In September 2015 world leaders from 193 nations adopted the 2030 Agenda for Sustainable Development at the United Nations General Assembly. While some have hailed this adoption as a historic moment, others have questioned how realistic the 2030 agenda is. Based on existing trends, the SDGs are not attainable by 2030. For example, Sustainable Development Goal 5 aims to ensure women’s full and effective participation and equal opportunities for leadership at all levels of decision making in political, economic and public life. But current estimates indicate that it will be 50 years before gender parity in politics is achieved and 81 years before the gender gap in economic participation and opportunity is closed.
In December 2015, world leaders from 195 countries adopted the first universal, legally binding global climate accord at COP 21 in Paris. Notably, they agreed to a long-term goal of holding the increase in the global average temperature to well below 2 °C above pre-industrial levels and to pursue efforts to limit the temperature increase to 1.5 °C above pre-industrial levels. Once again, it was hailed by some as a historic agreement while others questioned how realistic its goals were. Even if all countries meet their present commitments, it is estimated that temperatures will increase by 2.6 to 3.1°C by 2100.
While implementing each SDG in isolation would indisputably exceed the capacity of the world community, the 2030 Agenda for Sustainable Development is an integrated and indivisible vision for change. This means that a limited number of policy levers can facilitate simultaneous implementation of several SDGs, dramatically reducing costs and increasing co-development benefits. UN Women strongly believes that gender equality and women’s empowerment are both fundamental human rights and particularly powerful solutions to avoid or mitigate trade-offs between climate and other sustainable development priorities. Achieving SDG 5 on gender equality and empowerment of all women and girls would boost efforts to meet every single SDG and, similarly, progress in the other 16 SDGs will greatly contribute to the attainment of SDG 5. Optimizing development benefits across SDGs holds the key for the successful implementation of the integrated and indivisible 2030 Agenda and of the Paris Agreement on climate.
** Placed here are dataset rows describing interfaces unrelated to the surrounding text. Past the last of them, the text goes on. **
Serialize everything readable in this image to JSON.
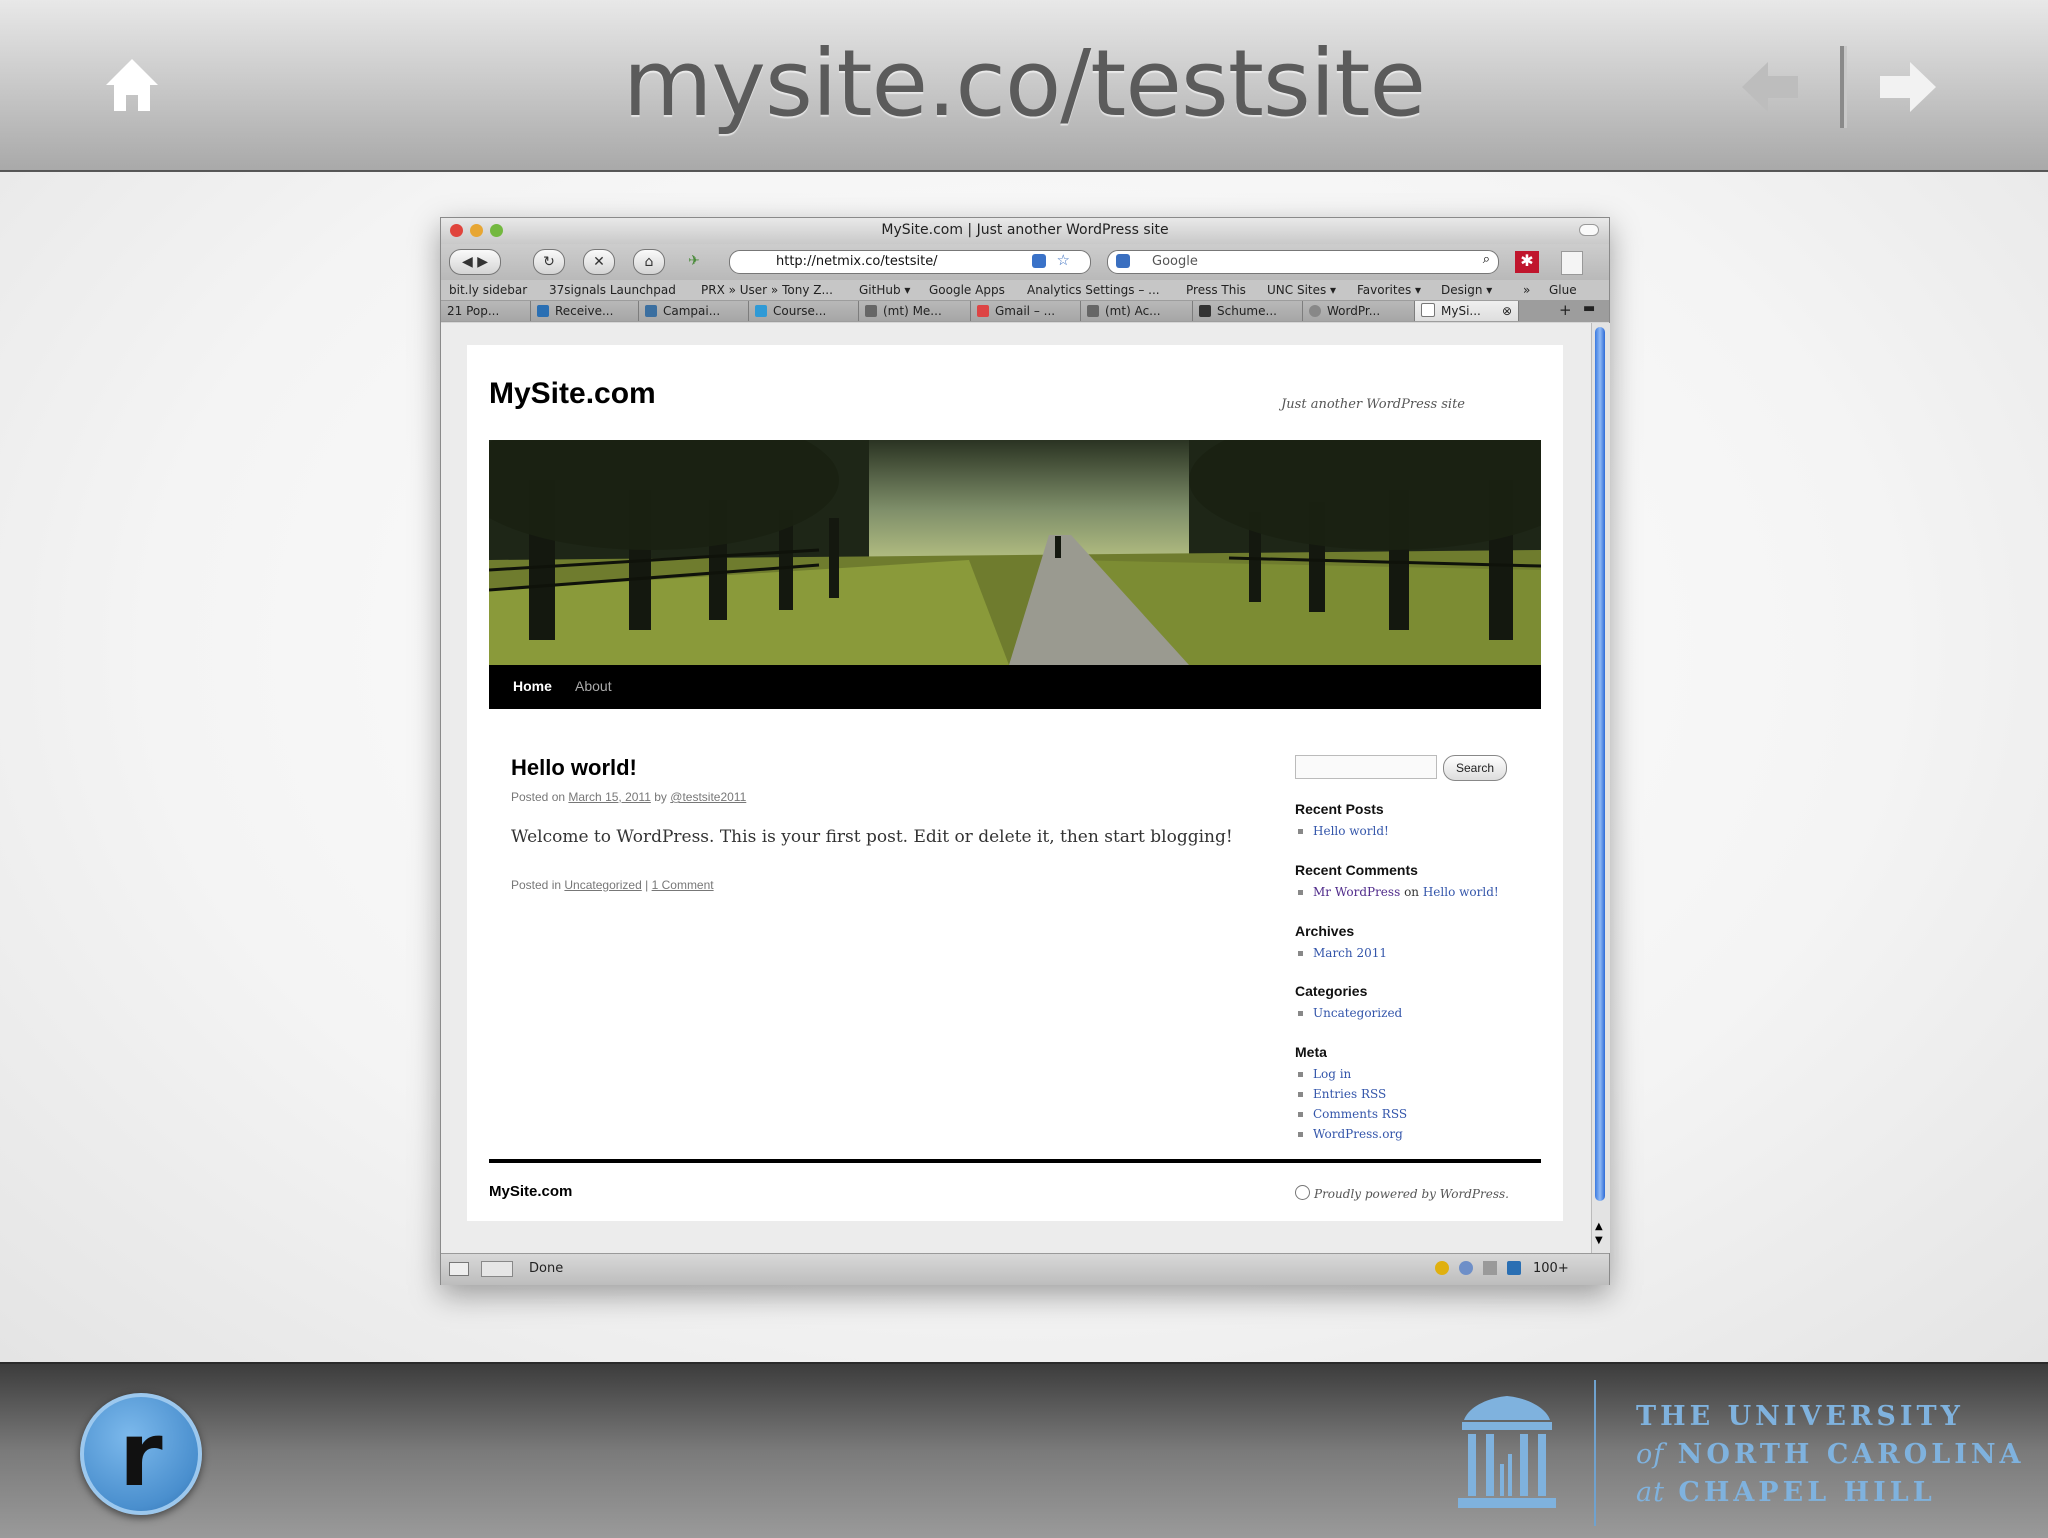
{
  "slide": {
    "title": "mysite.co/testsite",
    "icons": [
      "home-icon",
      "arrow-left-icon",
      "arrow-right-icon"
    ]
  },
  "browser": {
    "window_title": "MySite.com | Just another WordPress site",
    "url": "http://netmix.co/testsite/",
    "search_placeholder": "Google",
    "bookmarks": [
      "bit.ly sidebar",
      "37signals Launchpad",
      "PRX » User » Tony Z...",
      "GitHub ▾",
      "Google Apps",
      "Analytics Settings – ...",
      "Press This",
      "UNC Sites ▾",
      "Favorites ▾",
      "Design ▾",
      "»",
      "Glue"
    ],
    "tabs": [
      "21 Pop...",
      "Receive...",
      "Campai...",
      "Course...",
      "(mt) Me...",
      "Gmail – ...",
      "(mt) Ac...",
      "Schume...",
      "WordPr...",
      "MySi..."
    ],
    "status": "Done",
    "zoom": "100+"
  },
  "site": {
    "title": "MySite.com",
    "tagline": "Just another WordPress site",
    "nav": [
      "Home",
      "About"
    ],
    "post": {
      "title": "Hello world!",
      "posted_on": "Posted on",
      "date": "March 15, 2011",
      "by": "by",
      "author": "@testsite2011",
      "body": "Welcome to WordPress. This is your first post. Edit or delete it, then start blogging!",
      "posted_in": "Posted in",
      "category": "Uncategorized",
      "sep": "|",
      "comments": "1 Comment"
    },
    "search_button": "Search",
    "widgets": {
      "recent_posts": {
        "title": "Recent Posts",
        "items": [
          "Hello world!"
        ]
      },
      "recent_comments": {
        "title": "Recent Comments",
        "author": "Mr WordPress",
        "on": "on",
        "post": "Hello world!"
      },
      "archives": {
        "title": "Archives",
        "items": [
          "March 2011"
        ]
      },
      "categories": {
        "title": "Categories",
        "items": [
          "Uncategorized"
        ]
      },
      "meta": {
        "title": "Meta",
        "items": [
          "Log in",
          "Entries RSS",
          "Comments RSS",
          "WordPress.org"
        ]
      }
    },
    "footer_title": "MySite.com",
    "powered": "Proudly powered by WordPress."
  },
  "footer": {
    "logo_letter": "r",
    "university": [
      "THE UNIVERSITY",
      "of",
      "NORTH CAROLINA",
      "at",
      "CHAPEL HILL"
    ]
  },
  "colors": {
    "link": "#3355aa",
    "visited": "#4f2a8a",
    "unc_blue": "#7fb2de",
    "scroll_blue": "#3b7ae0"
  }
}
This signifies a paradigm shift that puts gender concerns and the voice and agency of women and girls, men and boys, at the center of adaptation, mitigation, and disaster risk management efforts. The resources provided here by UN Women aims to facilitate such a paradigm shift by providing guidance, trainings, methodologies, tools and programming documents to support climate and gender practitioners to best leverage co-benefits between gender equality and climate action for sustainable development within the areas of sustainable energy, climate-smart agriculture and disaster risk reduction.
List of resources:
- Guidebook: Leveraging co-benefits between gender equality and climate action for sustainable development
- Mainstreaming Gender Dimensions in Green Climate Fund Projects
- Companion training materials on Leveraging co-benefits between gender equality and climate action for sustainable development
- AIMS Energy Paper: Removing barriers to women entrepreneurs’ engagement in decentralized sustainable energy solutions for the poor
- Brief ( EN , FR is forthcoming)
- UN Women and UNEP Global Programme Document
- AIMS Agriculture Paper: Addressing the Gender Differentiated Investment Risks to Climate-Smart Agriculture (forthcoming)
- Brief ( EN , FR is forthcoming)
Joint Programme Document – Malawi
- Joint Programme Document – DRC
- Presentation – UN Women’s Buy From Women Platform (forthcoming)
- Clickable Video Demo - – UN Women’s Buy From Women Platform (forthcoming)
Last modified: Friday, 4 November 2016, 7:43 PM